Christiane argued that denying women contraceptive coverage on their employer plans could have very serious consequences. "For many women, having to pay up to $80 per month would be a real burden. They simply don't have the income," she said. "I've seen women in my hospital who had children because they couldn't afford birth control. Some of them end up not getting any sort of prenatal care, and because of that their children end up on my [neonatal intensive care] unit for several months- which can easily cost over a million dollars."

She believes that the case before the Supreme Court is especially important, since weakening the Affordable Care Act in this way could set a bad precedent. "What if an employer didn't believe in blood transfusions because of their religion? They are huge ramifications to this," she said.

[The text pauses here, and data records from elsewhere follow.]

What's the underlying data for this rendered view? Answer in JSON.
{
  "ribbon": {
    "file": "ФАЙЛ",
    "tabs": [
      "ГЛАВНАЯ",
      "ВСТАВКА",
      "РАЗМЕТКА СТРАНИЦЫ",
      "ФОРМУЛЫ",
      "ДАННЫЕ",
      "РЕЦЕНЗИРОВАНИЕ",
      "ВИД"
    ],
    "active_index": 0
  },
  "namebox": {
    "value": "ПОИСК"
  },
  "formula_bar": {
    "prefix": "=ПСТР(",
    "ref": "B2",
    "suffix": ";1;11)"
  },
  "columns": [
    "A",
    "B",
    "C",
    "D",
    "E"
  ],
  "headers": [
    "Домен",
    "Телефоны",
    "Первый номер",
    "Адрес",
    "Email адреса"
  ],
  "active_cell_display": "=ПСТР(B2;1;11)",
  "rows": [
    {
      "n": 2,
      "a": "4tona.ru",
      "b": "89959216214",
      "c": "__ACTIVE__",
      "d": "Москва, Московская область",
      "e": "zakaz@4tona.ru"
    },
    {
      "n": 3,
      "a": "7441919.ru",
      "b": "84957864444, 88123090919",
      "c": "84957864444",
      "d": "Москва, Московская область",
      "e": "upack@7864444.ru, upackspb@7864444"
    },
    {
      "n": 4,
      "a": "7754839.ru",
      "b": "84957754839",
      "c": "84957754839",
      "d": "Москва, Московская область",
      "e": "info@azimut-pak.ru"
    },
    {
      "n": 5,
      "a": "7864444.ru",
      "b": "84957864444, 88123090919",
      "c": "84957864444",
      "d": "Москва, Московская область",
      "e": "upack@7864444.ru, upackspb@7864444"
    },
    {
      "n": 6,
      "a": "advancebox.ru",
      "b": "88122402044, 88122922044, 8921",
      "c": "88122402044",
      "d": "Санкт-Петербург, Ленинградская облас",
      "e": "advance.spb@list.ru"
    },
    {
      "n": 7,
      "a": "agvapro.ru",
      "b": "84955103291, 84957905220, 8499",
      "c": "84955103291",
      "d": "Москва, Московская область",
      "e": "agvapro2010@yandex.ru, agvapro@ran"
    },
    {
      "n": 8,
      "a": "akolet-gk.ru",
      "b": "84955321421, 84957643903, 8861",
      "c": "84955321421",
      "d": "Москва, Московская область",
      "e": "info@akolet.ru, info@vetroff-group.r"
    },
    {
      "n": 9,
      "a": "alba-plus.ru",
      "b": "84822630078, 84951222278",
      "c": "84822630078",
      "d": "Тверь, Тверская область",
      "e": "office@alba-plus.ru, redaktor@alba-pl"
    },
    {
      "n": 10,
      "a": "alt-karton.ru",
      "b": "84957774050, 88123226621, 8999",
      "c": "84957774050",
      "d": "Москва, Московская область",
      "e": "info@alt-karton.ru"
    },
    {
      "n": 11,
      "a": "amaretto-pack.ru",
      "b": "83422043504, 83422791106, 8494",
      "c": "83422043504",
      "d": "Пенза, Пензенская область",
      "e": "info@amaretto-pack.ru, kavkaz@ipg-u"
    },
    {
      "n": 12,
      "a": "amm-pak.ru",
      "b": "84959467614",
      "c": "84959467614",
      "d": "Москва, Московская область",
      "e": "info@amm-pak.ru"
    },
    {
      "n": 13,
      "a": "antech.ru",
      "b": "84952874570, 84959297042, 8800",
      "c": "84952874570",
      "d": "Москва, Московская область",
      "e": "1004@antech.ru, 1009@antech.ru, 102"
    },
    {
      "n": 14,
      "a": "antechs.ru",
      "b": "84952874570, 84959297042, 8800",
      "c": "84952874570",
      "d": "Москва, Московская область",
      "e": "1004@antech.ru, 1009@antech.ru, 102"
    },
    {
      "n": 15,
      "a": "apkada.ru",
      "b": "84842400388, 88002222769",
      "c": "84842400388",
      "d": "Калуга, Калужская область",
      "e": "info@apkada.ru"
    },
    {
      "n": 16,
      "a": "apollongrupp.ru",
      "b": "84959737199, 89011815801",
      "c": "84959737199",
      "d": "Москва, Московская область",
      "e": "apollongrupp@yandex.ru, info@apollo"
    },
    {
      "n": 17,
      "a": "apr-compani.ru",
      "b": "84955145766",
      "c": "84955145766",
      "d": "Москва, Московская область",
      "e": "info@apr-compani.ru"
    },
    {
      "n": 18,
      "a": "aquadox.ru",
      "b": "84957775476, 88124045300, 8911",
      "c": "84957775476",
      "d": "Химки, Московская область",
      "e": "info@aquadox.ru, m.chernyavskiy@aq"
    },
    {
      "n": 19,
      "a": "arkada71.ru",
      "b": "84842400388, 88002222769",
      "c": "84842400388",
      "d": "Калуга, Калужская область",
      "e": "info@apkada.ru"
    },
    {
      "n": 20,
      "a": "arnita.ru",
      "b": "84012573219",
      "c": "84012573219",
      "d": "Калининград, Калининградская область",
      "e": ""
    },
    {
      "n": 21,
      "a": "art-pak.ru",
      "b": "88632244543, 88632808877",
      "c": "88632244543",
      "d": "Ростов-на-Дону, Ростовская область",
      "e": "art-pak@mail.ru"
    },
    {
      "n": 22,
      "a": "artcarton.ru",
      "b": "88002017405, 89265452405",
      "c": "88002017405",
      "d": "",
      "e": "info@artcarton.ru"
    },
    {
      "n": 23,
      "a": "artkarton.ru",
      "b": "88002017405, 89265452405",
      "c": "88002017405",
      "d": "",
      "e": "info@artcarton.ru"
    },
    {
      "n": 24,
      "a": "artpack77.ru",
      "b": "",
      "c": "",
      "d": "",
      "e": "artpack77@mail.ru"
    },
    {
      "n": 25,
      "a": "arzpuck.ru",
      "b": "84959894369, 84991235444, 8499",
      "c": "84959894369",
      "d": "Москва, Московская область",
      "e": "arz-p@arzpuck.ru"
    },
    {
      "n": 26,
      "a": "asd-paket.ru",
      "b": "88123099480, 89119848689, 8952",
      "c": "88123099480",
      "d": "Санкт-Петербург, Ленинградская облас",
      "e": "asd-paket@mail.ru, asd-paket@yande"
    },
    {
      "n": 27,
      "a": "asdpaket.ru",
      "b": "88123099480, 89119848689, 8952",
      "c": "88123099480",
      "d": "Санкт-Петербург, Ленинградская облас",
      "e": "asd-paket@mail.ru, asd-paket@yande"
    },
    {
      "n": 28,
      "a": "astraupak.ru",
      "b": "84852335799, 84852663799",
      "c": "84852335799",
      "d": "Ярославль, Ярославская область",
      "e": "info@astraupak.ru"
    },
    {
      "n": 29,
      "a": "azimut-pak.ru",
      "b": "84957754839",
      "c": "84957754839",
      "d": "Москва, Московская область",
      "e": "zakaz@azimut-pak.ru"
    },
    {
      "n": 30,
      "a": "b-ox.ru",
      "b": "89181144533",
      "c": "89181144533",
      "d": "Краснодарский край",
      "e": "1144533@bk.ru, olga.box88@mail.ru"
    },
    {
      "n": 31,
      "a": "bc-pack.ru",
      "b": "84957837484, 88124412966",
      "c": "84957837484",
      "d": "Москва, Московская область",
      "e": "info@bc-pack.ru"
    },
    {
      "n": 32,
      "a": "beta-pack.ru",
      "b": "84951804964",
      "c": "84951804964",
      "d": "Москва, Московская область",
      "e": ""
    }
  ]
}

Christiane is also active in spreading the word about the new health care law in general. "I try and tell the parents of the children I care for about all the free preventive care that's included in the various plans," she said. "It's important that people in my profession help connect people to affordable care through the new law, because people trust nurses."

3:44 PM Eastern - Thursday, April 10, 2014

"They were almost in tears when they found out they could get [health] insurance"

Colleen NoceriniColleen Nocerini is a school cook in West St. Paul, Minn., and a member of SEIU Local 284. Although she has health insurance, Nocerini and her fellow union members spent last fall and winter trying to help enroll as many Minnesotans as possible in healthcare plans created by the Affordable Care Act.

Nocerini worked numerous phonebanks and knocked on thousands of doors to try to connect the uninsured with the right people who could help them get coverage. She also worked several events--one featured Spanish, Hmong and Somali translators--where Local 284 partnered with Take Action Minnesota to assist low-income residents with getting the insurance they needed.

"We helped some people who had previously spent every penny they had paying off enormous hospital debts," said Nocerini. "They were almost in tears when they found out they could get insurance that would prevent that from ever happening to them again."

Even though most of them already had health insurance, SEIU members in locals across the country have supported efforts to make healthcare more affordable in this country from the very beginning.

"When I heard about these efforts, I immediately knew I wanted to be a part of it," said Nocerini. "It's a chance to show that my union is interested in lifting everyone up, not just ourselves. It's really important for us to be out there doing community outreach like this."